Segment Open

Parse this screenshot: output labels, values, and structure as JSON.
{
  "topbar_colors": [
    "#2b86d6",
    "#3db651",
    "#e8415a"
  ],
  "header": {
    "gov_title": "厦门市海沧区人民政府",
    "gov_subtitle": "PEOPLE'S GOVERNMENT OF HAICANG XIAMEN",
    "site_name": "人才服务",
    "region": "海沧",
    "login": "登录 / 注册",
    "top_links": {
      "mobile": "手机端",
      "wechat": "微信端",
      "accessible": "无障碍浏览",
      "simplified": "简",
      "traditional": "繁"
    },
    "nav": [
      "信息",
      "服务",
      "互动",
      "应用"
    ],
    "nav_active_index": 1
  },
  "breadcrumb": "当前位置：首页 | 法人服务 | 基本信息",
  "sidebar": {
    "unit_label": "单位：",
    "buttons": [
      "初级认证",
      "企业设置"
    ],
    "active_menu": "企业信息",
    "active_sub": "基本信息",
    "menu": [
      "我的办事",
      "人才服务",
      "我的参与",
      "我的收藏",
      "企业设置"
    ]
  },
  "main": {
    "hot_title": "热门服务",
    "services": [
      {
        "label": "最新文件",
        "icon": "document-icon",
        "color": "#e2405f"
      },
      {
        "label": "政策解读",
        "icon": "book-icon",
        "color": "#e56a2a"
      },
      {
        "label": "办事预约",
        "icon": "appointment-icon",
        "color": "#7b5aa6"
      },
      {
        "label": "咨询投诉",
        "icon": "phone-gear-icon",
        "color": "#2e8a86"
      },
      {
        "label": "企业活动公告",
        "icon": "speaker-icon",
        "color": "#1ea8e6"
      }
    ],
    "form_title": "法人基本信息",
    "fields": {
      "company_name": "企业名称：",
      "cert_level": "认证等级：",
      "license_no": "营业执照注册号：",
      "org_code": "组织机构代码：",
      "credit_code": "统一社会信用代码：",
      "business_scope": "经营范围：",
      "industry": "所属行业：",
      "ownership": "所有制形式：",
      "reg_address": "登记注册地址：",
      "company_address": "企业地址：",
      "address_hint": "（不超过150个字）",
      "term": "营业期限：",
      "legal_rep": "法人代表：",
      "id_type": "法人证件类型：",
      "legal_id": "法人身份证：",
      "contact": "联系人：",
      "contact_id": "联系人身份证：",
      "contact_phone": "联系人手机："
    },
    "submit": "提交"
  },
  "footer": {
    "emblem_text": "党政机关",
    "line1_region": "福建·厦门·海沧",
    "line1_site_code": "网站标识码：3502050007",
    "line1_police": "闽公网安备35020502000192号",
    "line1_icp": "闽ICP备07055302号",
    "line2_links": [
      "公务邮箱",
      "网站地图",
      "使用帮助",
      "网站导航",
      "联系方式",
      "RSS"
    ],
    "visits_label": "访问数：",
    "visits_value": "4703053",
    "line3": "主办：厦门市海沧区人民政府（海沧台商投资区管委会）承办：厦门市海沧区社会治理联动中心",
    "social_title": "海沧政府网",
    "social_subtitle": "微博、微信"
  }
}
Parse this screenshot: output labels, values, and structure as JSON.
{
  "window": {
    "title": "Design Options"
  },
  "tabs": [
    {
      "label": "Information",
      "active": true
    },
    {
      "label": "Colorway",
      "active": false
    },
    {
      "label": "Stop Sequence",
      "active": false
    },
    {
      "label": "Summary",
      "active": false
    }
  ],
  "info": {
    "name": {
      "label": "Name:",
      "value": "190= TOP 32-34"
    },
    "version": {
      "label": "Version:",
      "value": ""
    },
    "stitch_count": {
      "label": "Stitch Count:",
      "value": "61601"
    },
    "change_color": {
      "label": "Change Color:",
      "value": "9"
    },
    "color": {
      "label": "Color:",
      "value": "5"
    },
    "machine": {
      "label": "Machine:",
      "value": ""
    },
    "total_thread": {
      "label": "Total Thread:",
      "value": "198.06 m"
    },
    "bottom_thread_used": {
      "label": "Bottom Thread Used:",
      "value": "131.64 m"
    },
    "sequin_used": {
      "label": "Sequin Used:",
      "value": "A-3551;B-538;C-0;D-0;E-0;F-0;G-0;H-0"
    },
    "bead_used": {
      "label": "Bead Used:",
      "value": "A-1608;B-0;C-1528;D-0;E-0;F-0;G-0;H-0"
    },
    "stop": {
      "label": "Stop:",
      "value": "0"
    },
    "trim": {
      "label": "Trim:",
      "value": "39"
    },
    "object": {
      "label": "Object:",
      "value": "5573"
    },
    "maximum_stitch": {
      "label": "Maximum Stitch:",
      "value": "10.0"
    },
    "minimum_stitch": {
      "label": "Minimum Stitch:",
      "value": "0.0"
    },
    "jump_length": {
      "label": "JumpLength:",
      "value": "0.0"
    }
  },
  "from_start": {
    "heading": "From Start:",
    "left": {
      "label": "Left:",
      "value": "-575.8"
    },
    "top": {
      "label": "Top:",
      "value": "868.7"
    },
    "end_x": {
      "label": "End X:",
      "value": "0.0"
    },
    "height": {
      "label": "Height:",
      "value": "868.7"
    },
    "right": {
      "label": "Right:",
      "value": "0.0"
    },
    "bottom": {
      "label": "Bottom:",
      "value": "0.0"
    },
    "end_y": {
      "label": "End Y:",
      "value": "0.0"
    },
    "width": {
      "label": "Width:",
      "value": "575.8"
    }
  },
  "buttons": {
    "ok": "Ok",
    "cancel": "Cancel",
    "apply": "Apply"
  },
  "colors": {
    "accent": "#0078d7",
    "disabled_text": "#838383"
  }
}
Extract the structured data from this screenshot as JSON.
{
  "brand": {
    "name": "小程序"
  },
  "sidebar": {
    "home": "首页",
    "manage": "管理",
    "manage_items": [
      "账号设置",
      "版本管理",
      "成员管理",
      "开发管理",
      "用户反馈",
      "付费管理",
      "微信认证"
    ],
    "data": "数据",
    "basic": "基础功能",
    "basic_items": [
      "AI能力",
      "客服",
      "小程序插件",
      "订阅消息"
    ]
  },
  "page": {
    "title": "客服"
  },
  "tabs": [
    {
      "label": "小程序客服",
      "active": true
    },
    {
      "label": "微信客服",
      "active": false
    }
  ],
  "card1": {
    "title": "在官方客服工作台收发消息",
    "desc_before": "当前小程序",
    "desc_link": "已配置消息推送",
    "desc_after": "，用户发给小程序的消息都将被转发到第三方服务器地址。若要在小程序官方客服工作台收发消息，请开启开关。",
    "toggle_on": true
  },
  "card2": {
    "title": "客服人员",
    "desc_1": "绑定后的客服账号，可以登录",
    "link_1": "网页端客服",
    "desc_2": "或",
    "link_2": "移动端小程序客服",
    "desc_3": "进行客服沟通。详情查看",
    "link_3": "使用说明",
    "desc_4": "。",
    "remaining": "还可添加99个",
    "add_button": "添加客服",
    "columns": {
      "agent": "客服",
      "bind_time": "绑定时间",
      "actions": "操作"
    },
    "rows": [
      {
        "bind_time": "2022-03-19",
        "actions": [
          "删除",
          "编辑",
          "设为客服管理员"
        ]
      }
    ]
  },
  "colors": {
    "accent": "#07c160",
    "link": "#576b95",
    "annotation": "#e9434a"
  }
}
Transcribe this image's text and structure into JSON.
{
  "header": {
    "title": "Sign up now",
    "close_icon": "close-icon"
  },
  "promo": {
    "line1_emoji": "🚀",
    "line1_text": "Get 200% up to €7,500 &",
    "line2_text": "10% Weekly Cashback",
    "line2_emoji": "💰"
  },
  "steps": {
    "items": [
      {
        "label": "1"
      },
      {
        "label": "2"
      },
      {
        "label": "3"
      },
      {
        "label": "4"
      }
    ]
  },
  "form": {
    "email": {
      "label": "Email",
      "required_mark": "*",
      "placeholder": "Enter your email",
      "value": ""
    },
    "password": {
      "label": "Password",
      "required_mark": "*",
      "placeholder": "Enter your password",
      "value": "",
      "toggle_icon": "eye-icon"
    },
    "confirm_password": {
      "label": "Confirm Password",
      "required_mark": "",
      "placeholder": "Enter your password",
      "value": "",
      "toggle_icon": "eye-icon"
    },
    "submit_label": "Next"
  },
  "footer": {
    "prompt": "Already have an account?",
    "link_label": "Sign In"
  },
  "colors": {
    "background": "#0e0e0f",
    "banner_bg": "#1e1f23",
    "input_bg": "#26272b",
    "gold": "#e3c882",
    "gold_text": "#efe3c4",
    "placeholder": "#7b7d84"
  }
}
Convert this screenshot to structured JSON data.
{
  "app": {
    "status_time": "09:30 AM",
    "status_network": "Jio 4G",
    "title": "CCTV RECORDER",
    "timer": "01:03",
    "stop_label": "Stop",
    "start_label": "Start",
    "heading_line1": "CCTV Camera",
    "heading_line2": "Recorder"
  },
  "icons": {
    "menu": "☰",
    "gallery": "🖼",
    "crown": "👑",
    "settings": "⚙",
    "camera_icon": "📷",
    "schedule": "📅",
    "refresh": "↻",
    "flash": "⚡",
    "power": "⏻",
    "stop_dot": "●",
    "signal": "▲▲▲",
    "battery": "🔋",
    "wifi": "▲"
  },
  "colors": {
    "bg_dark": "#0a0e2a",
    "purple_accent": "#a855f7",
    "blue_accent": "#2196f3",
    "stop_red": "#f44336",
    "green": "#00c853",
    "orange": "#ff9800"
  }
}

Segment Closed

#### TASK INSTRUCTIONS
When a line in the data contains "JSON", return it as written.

#### OUTPUT OF THE EXERCISE
Parse this screenshot: output labels, values, and structure as JSON.
Parse this screenshot: output labels, values, and structure as JSON.
Extract the structured data from this screenshot as JSON.
Transcribe this image's text and structure into JSON.
Convert this screenshot to structured JSON data.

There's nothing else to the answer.